Robert Geyer, School of Politics and Communications, University of Liverpool, will speak on “Why Europe Works: the Hidden Power of Diversity and Complexity.” 4:15 p.m. Malott Commons.
concerts Friday Noon Concerts
The weekly concert series will begin on Friday, September 13, at 12:15 p.m. in Balch Auditorium, program TBA.
September 26-27 Humanities Institute Symposium Women, Gender, and War
Hampton Room, Malott Commons Miriam Cooke, Duke University, author of Women Claim Islam: Creating Islamic Feminism Through Literature; Women and the War Story; Gendering War Talk; Susan Jeffords, University of Washington, author of Seeing Through the Media: The Persian Gulf War; Jacqueline Siapno, University of Melbourne, author of Gender, Islam, Nationalism, and the State in Aceh: The Paradox of Power, Co-optation and Resistance.
scripps college faculty 2001-02
Members of the Scripps faculty pose on the steps of the Bette Cree Edwards Humanities Building prior to a faculty meeting in December 2001. Front row, from left: Nancy Y. Bekavac, Gail Abrams, Nancy Macko, Kathleen Wicker, Patricia Dillon, Georgina Morena, Mary MacNaughton, T. Kim-Trang Tran, Anie Chaderjian, Preethi de Silva. Second row: Meg Mathies, Rita Roberts, Hao Huang, Jane O’Donnell, Cheryl Walker, Roswitha Burwick, Nathalie Rachlin, Sara Adler, Gretchen Edwalds-Gilbert. Third row: Adam Landsberg, Susan Rankaitis, Sheila Walker, Caesár Lopéz, Judy Harvey Sahak. Fourth row: Althea Spencer-Miller, Marion Preest, Kerry Odell, Ronnie Brosterman, Andrew Zinnella, Amy Marcus-Newhall.
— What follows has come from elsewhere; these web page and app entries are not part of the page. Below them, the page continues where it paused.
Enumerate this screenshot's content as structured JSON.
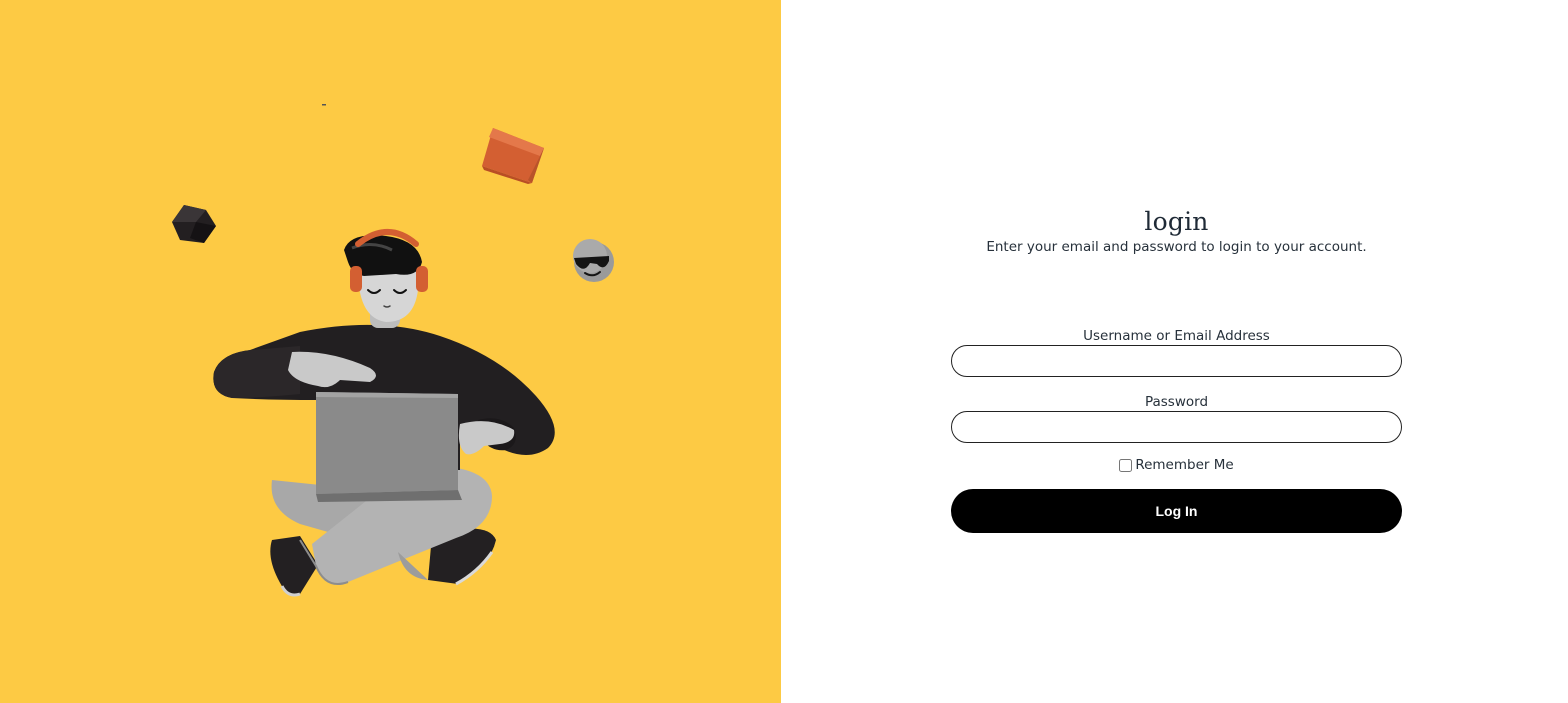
{
  "colors": {
    "hero_background": "#FDCA44",
    "accent_orange": "#D35F32",
    "button_background": "#000000",
    "button_text": "#FFFFFF"
  },
  "hero": {
    "illustration": "3d-character-with-laptop-and-headphones",
    "floating_items": [
      "orange-cube",
      "black-cube",
      "sunglasses-emoji"
    ]
  },
  "login": {
    "title": "login",
    "subtitle": "Enter your email and password to login to your account.",
    "username_label": "Username or Email Address",
    "username_value": "",
    "password_label": "Password",
    "password_value": "",
    "remember_label": "Remember Me",
    "remember_checked": false,
    "submit_label": "Log In"
  }
}
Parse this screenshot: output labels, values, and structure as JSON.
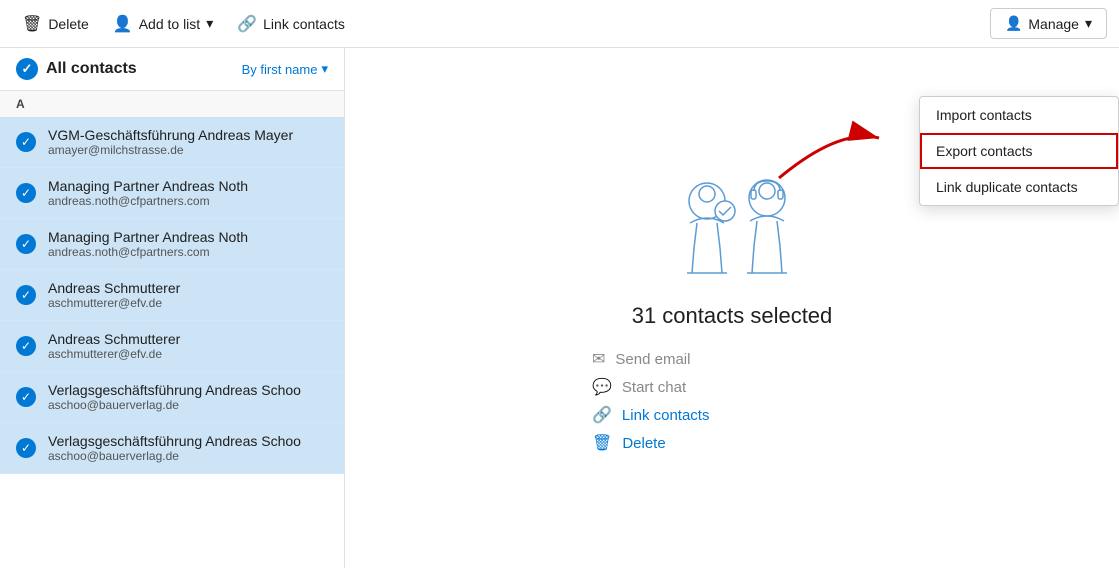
{
  "toolbar": {
    "delete_label": "Delete",
    "add_to_list_label": "Add to list",
    "link_contacts_label": "Link contacts",
    "manage_label": "Manage"
  },
  "sidebar": {
    "header": {
      "title": "All contacts",
      "sort_label": "By first name"
    },
    "section_a": "A",
    "contacts": [
      {
        "name": "VGM-Geschäftsführung Andreas Mayer",
        "email": "amayer@milchstrasse.de"
      },
      {
        "name": "Managing Partner Andreas Noth",
        "email": "andreas.noth@cfpartners.com"
      },
      {
        "name": "Managing Partner Andreas Noth",
        "email": "andreas.noth@cfpartners.com"
      },
      {
        "name": "Andreas Schmutterer",
        "email": "aschmutterer@efv.de"
      },
      {
        "name": "Andreas Schmutterer",
        "email": "aschmutterer@efv.de"
      },
      {
        "name": "Verlagsgeschäftsführung Andreas Schoo",
        "email": "aschoo@bauerverlag.de"
      },
      {
        "name": "Verlagsgeschäftsführung Andreas Schoo",
        "email": "aschoo@bauerverlag.de"
      }
    ]
  },
  "main": {
    "selected_count": "31 contacts selected",
    "actions": [
      {
        "label": "Send email",
        "icon": "✉",
        "active": false
      },
      {
        "label": "Start chat",
        "icon": "💬",
        "active": false
      },
      {
        "label": "Link contacts",
        "icon": "🔗",
        "active": true
      },
      {
        "label": "Delete",
        "icon": "🗑",
        "active": true
      }
    ]
  },
  "dropdown": {
    "items": [
      {
        "label": "Import contacts",
        "highlighted": false
      },
      {
        "label": "Export contacts",
        "highlighted": true
      },
      {
        "label": "Link duplicate contacts",
        "highlighted": false
      }
    ]
  }
}
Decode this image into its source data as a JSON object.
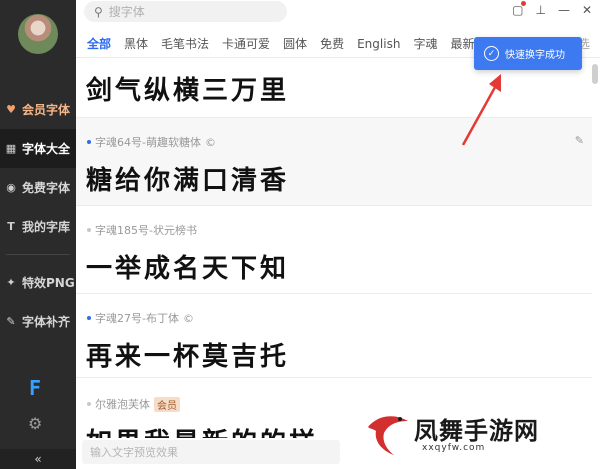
{
  "sidebar": {
    "items": [
      {
        "label": "会员字体",
        "icon": "heart-icon",
        "state": "vip"
      },
      {
        "label": "字体大全",
        "icon": "grid-icon",
        "state": "active"
      },
      {
        "label": "免费字体",
        "icon": "free-icon",
        "state": "normal"
      },
      {
        "label": "我的字库",
        "icon": "font-tt-icon",
        "state": "normal"
      }
    ],
    "tools": [
      {
        "label": "特效PNG",
        "icon": "effect-icon"
      },
      {
        "label": "字体补齐",
        "icon": "wrench-icon"
      }
    ],
    "collapse_label": "«"
  },
  "search": {
    "placeholder": "搜字体"
  },
  "tabs": [
    "全部",
    "黑体",
    "毛笔书法",
    "卡通可爱",
    "圆体",
    "免费",
    "English",
    "字魂",
    "最新"
  ],
  "tabs_more": "筛选",
  "toast": {
    "text": "快速换字成功"
  },
  "fonts": [
    {
      "name": "",
      "preview": "剑气纵横三万里",
      "badge": ""
    },
    {
      "name": "字魂64号-萌趣软糖体",
      "preview": "糖给你满口清香",
      "badge": ""
    },
    {
      "name": "字魂185号-状元榜书",
      "preview": "一举成名天下知",
      "badge": ""
    },
    {
      "name": "字魂27号-布丁体",
      "preview": "再来一杯莫吉托",
      "badge": ""
    },
    {
      "name": "尔雅泡芙体",
      "preview": "如果我是新的的样",
      "badge": "会员"
    }
  ],
  "copyright_mark": "©",
  "bottom_input": {
    "placeholder": "输入文字预览效果"
  },
  "watermark": {
    "title": "凤舞手游网",
    "url": "xxqyfw.com"
  },
  "colors": {
    "sidebar_bg": "#2b2b2b",
    "accent_blue": "#2d6bf0",
    "toast_bg": "#3d7af2",
    "vip_orange": "#f5a06b"
  }
}
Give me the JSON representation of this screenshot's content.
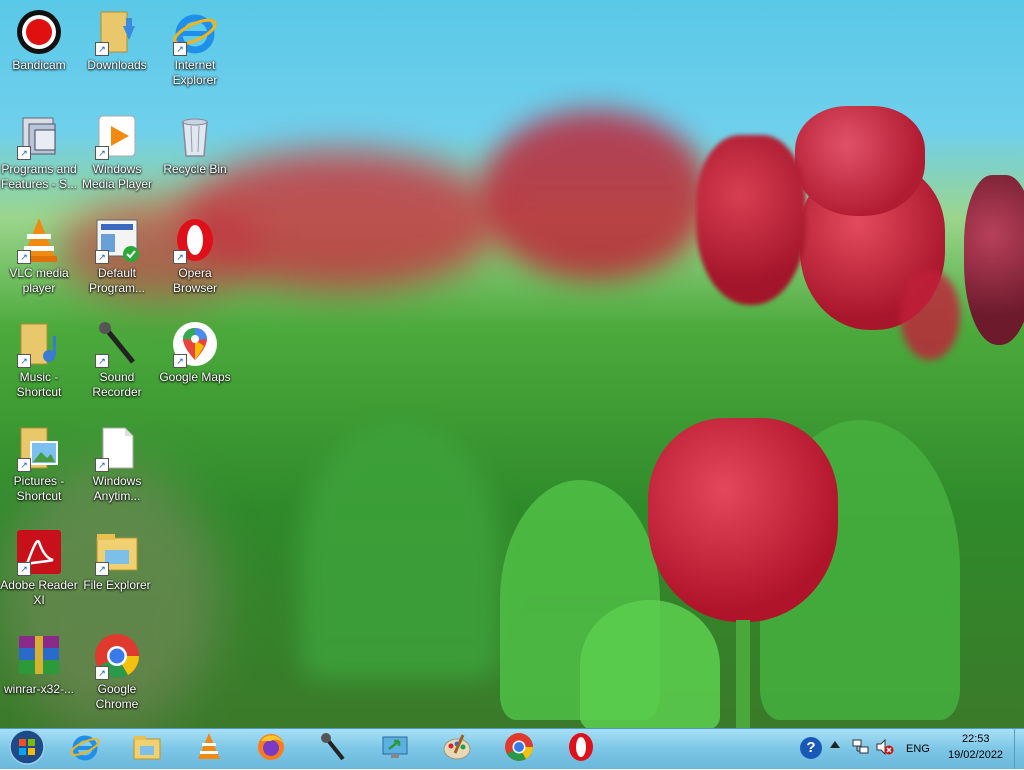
{
  "desktop": {
    "icons": [
      {
        "label": "Bandicam",
        "icon": "bandicam-icon"
      },
      {
        "label": "Downloads",
        "icon": "downloads-folder-icon"
      },
      {
        "label": "Internet Explorer",
        "icon": "internet-explorer-icon"
      },
      {
        "label": "Programs and Features - S...",
        "icon": "programs-features-icon"
      },
      {
        "label": "Windows Media Player",
        "icon": "windows-media-player-icon"
      },
      {
        "label": "Recycle Bin",
        "icon": "recycle-bin-icon"
      },
      {
        "label": "VLC media player",
        "icon": "vlc-icon"
      },
      {
        "label": "Default Program...",
        "icon": "default-programs-icon"
      },
      {
        "label": "Opera Browser",
        "icon": "opera-icon"
      },
      {
        "label": "Music - Shortcut",
        "icon": "music-folder-icon"
      },
      {
        "label": "Sound Recorder",
        "icon": "microphone-icon"
      },
      {
        "label": "Google Maps",
        "icon": "google-maps-icon"
      },
      {
        "label": "Pictures - Shortcut",
        "icon": "pictures-folder-icon"
      },
      {
        "label": "Windows Anytim...",
        "icon": "document-icon"
      },
      {
        "label": "Adobe Reader XI",
        "icon": "adobe-reader-icon"
      },
      {
        "label": "File Explorer",
        "icon": "file-explorer-icon"
      },
      {
        "label": "winrar-x32-...",
        "icon": "winrar-icon"
      },
      {
        "label": "Google Chrome",
        "icon": "chrome-icon"
      }
    ]
  },
  "taskbar": {
    "pinned": [
      "start-orb-icon",
      "internet-explorer-icon",
      "file-explorer-icon",
      "vlc-icon",
      "firefox-icon",
      "microphone-icon",
      "remote-desktop-icon",
      "paint-icon",
      "chrome-icon",
      "opera-icon"
    ],
    "tray": {
      "language": "ENG",
      "time": "22:53",
      "date": "19/02/2022"
    }
  }
}
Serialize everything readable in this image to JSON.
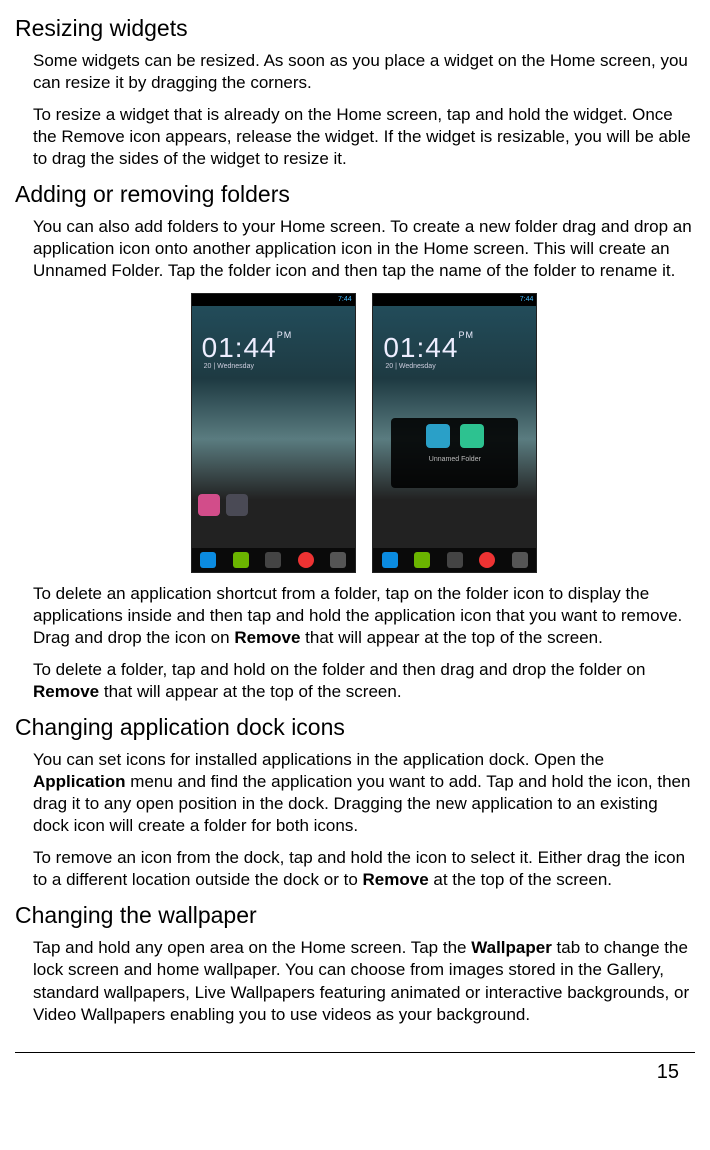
{
  "sections": {
    "resizing": {
      "heading": "Resizing widgets",
      "p1": "Some widgets can be resized. As soon as you place a widget on the Home screen, you can resize it by dragging the corners.",
      "p2": "To resize a widget that is already on the Home screen, tap and hold the widget. Once the Remove icon appears, release the widget. If the widget is resizable, you will be able to drag the sides of the widget to resize it."
    },
    "folders": {
      "heading": "Adding or removing folders",
      "p1": "You can also add folders to your Home screen. To create a new folder drag and drop an application icon onto another application icon in the Home screen. This will create an Unnamed Folder. Tap the folder icon and then tap the name of the folder to rename it.",
      "p2a": "To delete an application shortcut from a folder, tap on the folder icon to display the applications inside and then tap and hold the application icon that you want to remove. Drag and drop the icon on ",
      "p2b": "Remove",
      "p2c": " that will appear at the top of the screen.",
      "p3a": "To delete a folder, tap and hold on the folder and then drag and drop the folder on ",
      "p3b": "Remove",
      "p3c": " that will appear at the top of the screen."
    },
    "dock": {
      "heading": "Changing application dock icons",
      "p1a": "You can set icons for installed applications in the application dock. Open the ",
      "p1b": "Application",
      "p1c": " menu and find the application you want to add. Tap and hold the icon, then drag it to any open position in the dock. Dragging the new application to an existing dock icon will create a folder for both icons.",
      "p2a": "To remove an icon from the dock, tap and hold the icon to select it. Either drag the icon to a different location outside the dock or to ",
      "p2b": "Remove",
      "p2c": " at the top of the screen."
    },
    "wallpaper": {
      "heading": "Changing the wallpaper",
      "p1a": "Tap and hold any open area on the Home screen. Tap the ",
      "p1b": "Wallpaper",
      "p1c": " tab to change the lock screen and home wallpaper. You can choose from images stored in the Gallery, standard wallpapers, Live Wallpapers featuring animated or interactive backgrounds, or Video Wallpapers enabling you to use videos as your background."
    }
  },
  "figures": {
    "status_time": "7:44",
    "clock_time": "01:44",
    "clock_ampm": "PM",
    "clock_date": "20 | Wednesday",
    "folder_label": "Unnamed Folder"
  },
  "page_number": "15"
}
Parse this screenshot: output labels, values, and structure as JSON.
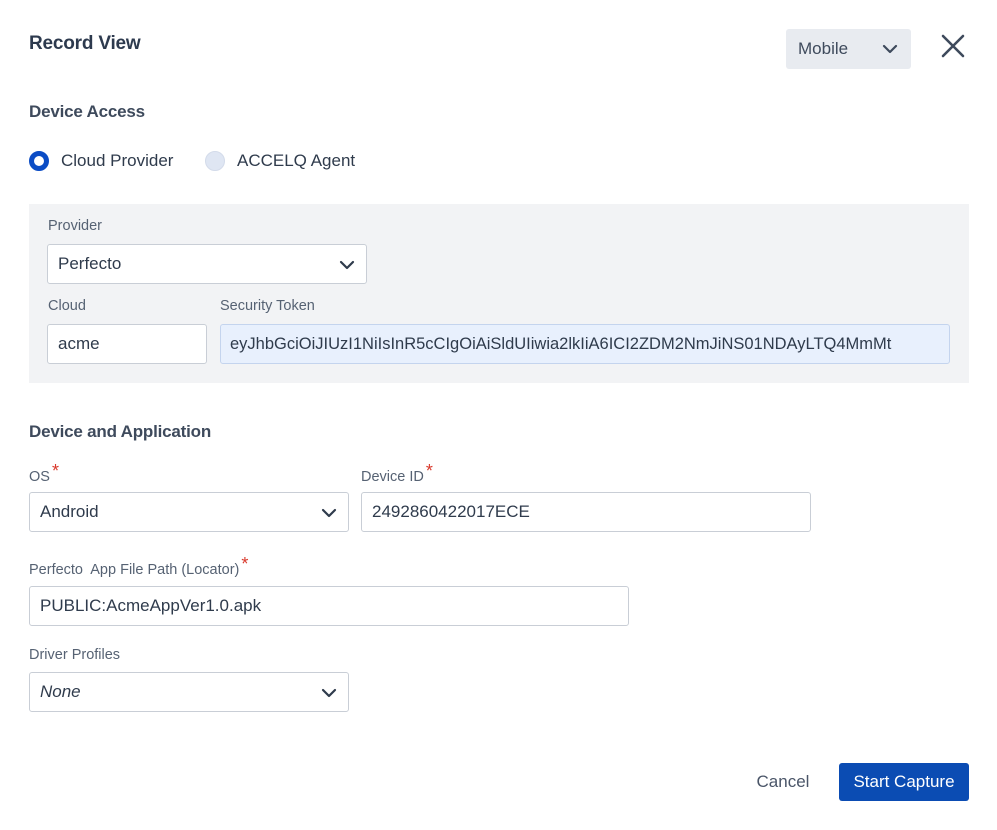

Fifth row: Chris Towse, Tim Settem, Rita Cano Alcalá, Thierry Boucquey, John Geerken. Sixth row: Thomas Poon, Donald Crone, Dion Scott-Kakures, Andrew Aisenberg, Juliet Koss. Seventh row: Mike Sutton, Michael Deane Lamkin, Julia Liss, David Claus, Robert Pinnell, Chris Lengefeld, Mary Hatcher-Skeers. Eighth row: Jennifer Wood, Marc Katz, Andrew Dowsett, Eric Haskell, David Andrews, Bruce Coats. At the end of the academic year, four long-time faculty members retired. They are David Claus, professor of classics; Meg Mathies, the Sidney J. Weinberg Jr. Professor in Natural Sciences; Harry Neumann, professor of philosophy; and Robert Pinnell, professor of chemistry.
a time to remember
the class of 2002